[Website and app data records]
"""
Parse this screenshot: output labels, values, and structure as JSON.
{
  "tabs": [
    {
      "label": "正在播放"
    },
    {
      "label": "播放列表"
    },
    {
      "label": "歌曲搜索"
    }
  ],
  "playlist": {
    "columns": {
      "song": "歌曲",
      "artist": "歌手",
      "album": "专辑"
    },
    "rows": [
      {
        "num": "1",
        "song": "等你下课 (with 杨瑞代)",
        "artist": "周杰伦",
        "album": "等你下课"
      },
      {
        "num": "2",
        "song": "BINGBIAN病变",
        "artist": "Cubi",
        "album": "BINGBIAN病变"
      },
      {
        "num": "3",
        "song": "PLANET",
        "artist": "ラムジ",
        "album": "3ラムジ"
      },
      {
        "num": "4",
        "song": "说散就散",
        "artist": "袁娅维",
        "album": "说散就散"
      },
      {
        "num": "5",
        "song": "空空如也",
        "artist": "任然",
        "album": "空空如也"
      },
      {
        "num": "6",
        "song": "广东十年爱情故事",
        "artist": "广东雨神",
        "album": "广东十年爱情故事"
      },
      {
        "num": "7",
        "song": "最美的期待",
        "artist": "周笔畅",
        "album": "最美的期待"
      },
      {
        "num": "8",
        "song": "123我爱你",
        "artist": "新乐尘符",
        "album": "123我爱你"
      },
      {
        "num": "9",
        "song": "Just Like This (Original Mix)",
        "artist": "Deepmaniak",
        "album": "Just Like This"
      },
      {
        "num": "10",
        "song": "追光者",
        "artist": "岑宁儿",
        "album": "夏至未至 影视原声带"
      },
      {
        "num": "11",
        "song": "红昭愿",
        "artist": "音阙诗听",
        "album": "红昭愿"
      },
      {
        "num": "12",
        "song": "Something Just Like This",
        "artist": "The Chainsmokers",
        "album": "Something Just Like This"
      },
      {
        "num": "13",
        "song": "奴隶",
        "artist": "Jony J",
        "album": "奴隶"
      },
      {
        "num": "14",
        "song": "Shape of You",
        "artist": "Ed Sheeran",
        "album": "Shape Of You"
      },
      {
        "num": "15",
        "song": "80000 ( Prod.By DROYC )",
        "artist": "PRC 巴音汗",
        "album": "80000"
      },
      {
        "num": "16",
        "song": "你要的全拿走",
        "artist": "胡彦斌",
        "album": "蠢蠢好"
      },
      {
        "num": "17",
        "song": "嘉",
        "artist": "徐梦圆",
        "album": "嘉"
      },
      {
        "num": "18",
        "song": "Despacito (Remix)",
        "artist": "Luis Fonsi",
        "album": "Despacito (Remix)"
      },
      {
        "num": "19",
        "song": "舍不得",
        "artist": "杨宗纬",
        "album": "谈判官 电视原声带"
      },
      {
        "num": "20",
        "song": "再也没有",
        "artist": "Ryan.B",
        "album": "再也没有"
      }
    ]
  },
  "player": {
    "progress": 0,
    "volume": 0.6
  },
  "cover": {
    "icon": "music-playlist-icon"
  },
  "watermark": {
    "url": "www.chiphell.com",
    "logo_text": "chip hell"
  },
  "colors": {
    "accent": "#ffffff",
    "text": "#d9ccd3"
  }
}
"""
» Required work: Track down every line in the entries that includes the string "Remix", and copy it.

» Response to this exercise:
        "song": "Despacito (Remix)",
        "album": "Despacito (Remix)"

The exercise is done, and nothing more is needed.